Alb. I would be gone; I am waited for.
Ges. Come back!
Who waits for thee? Come, tell me, I am rich
And powerful, and can reward.
Alb. 'Tis close
On evening; I have far to go! I'm late.
Ges. Stay! I can punish, too.
Alb. I might have left you,
When on the hill I found you fainting, and
The mist around you; but I stopp'd and cheer'd you,
Till to yourself you came again. I offer'd
To guide you, when you could not find the way,
Ges. Why fear you, then,
To trust me with your father's name?—Speak.
desire to know it?
Ges. You have served me,
And I would thank him, if I chanced to pass
Alb. "Twould not please him that a service
You've saved my life!
Ges. When I have learned from thee
Thy father's name.
Within.] Who's there ?
Alb. Ha, Gesler!
Ges. [To the soldiers.]—Seize him! Wilt thou tell me Thy father's name?
Ges. I can bid them cast thee

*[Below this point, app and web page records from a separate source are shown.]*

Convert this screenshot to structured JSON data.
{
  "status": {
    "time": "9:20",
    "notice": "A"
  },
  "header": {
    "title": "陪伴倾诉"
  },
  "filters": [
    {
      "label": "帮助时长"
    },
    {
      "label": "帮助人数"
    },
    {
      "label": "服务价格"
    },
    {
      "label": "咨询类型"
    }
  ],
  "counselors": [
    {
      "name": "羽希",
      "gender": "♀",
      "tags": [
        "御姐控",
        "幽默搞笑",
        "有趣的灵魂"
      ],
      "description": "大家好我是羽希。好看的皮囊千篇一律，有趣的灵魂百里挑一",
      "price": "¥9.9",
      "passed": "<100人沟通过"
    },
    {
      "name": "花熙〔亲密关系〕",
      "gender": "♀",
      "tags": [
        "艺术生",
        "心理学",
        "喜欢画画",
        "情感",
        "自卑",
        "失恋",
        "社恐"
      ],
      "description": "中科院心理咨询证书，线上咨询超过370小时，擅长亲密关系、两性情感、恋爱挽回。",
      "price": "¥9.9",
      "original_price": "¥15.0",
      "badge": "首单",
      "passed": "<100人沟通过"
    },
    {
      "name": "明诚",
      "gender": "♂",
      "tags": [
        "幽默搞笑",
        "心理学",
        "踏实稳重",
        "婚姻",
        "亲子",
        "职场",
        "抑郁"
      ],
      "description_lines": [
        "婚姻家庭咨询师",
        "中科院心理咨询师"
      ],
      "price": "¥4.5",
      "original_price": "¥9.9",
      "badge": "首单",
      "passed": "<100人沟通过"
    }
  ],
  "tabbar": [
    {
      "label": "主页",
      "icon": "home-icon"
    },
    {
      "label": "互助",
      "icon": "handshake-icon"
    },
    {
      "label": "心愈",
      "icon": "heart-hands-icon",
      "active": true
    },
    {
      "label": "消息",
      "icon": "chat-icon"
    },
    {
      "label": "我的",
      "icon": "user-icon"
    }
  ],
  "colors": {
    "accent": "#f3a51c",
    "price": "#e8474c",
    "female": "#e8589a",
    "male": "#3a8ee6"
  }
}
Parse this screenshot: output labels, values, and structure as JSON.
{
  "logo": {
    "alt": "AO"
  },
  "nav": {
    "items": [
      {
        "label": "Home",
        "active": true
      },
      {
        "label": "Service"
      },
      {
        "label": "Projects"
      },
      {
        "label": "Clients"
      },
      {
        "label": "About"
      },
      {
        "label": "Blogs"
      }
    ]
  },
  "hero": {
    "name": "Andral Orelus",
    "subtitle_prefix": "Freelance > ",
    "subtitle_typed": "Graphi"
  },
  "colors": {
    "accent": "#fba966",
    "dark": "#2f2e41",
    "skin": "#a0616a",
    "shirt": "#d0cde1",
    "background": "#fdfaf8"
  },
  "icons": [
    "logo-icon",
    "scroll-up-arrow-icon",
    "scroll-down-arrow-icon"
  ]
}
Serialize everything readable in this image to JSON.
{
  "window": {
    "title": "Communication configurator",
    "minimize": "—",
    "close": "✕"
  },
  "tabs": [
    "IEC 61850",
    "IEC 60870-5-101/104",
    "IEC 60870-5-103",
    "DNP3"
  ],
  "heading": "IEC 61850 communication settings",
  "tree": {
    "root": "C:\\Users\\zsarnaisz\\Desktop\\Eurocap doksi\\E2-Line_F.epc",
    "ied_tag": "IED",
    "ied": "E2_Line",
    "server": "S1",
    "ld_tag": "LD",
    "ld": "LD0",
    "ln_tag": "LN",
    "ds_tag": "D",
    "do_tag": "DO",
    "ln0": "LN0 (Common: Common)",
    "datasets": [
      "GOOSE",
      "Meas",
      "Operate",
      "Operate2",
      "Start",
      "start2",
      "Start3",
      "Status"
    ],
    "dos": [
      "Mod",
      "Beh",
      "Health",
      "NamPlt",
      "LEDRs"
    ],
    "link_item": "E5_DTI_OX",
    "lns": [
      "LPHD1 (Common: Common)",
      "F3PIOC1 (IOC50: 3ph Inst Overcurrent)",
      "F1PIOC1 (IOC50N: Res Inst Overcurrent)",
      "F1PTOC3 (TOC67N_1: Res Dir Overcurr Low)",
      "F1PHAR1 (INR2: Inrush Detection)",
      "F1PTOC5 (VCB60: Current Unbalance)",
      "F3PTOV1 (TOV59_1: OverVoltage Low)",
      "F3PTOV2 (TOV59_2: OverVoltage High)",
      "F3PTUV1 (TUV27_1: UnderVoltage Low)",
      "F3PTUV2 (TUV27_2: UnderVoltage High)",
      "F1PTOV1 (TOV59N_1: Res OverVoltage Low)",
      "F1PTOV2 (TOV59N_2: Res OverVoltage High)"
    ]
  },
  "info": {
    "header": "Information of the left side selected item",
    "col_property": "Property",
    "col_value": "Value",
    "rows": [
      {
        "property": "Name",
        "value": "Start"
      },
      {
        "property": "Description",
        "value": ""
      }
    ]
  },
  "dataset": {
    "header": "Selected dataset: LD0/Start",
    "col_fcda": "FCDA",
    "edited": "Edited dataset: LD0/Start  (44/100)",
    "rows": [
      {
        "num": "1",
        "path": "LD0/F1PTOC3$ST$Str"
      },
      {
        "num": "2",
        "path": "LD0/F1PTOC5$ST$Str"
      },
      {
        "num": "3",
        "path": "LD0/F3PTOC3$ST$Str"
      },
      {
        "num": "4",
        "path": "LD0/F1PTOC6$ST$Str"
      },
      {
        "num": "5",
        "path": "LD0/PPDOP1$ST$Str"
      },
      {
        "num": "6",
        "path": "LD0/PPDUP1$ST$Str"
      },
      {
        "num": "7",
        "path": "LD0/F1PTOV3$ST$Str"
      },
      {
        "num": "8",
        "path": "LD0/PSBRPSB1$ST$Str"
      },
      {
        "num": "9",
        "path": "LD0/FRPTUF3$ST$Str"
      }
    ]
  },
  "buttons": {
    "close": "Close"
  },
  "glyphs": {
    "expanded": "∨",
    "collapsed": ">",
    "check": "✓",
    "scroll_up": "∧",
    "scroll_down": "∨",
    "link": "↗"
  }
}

Into a dungeon! Wilt thou tell it now
Ges. I can bid them strangle thee. Wilt tell it?
Ges. Away with him! Send Sarnem to me.
[Soldiers take off Albert through the gate.
Behind that boy, I see the shadow of
A hand must wear my fetters, or 'twill try
And full-grown wing that taught his tender pinion
Enter SARNEM, through the gate.
Ges. Ha, Sarnem! Have the slaves, Attended me, returned?
Sar. That passed me?
Sar. A mountaineer!
Ges. You'd say so, saw you him
Upon the hills; he walks them like their lord!
I felt I was not master of those hills.
He has a father-neither promises
Nor threats could draw from him his name-
As found, disposed of! I can see the man.
He stood like you before me. I can see him
To hurl me o'er yon parapet! I live
In danger, till I find that man! Send parties
They are not yet subdued. Some way to prove
Resists, or pays the homage sullenly,
Our bonds await him! Sarnem, see it done! [Exeunt.
SCENE SARNEM, TELL, AND CITIZENS.
Sar. Ye men of Altorf!
Behold the emblem of your master's power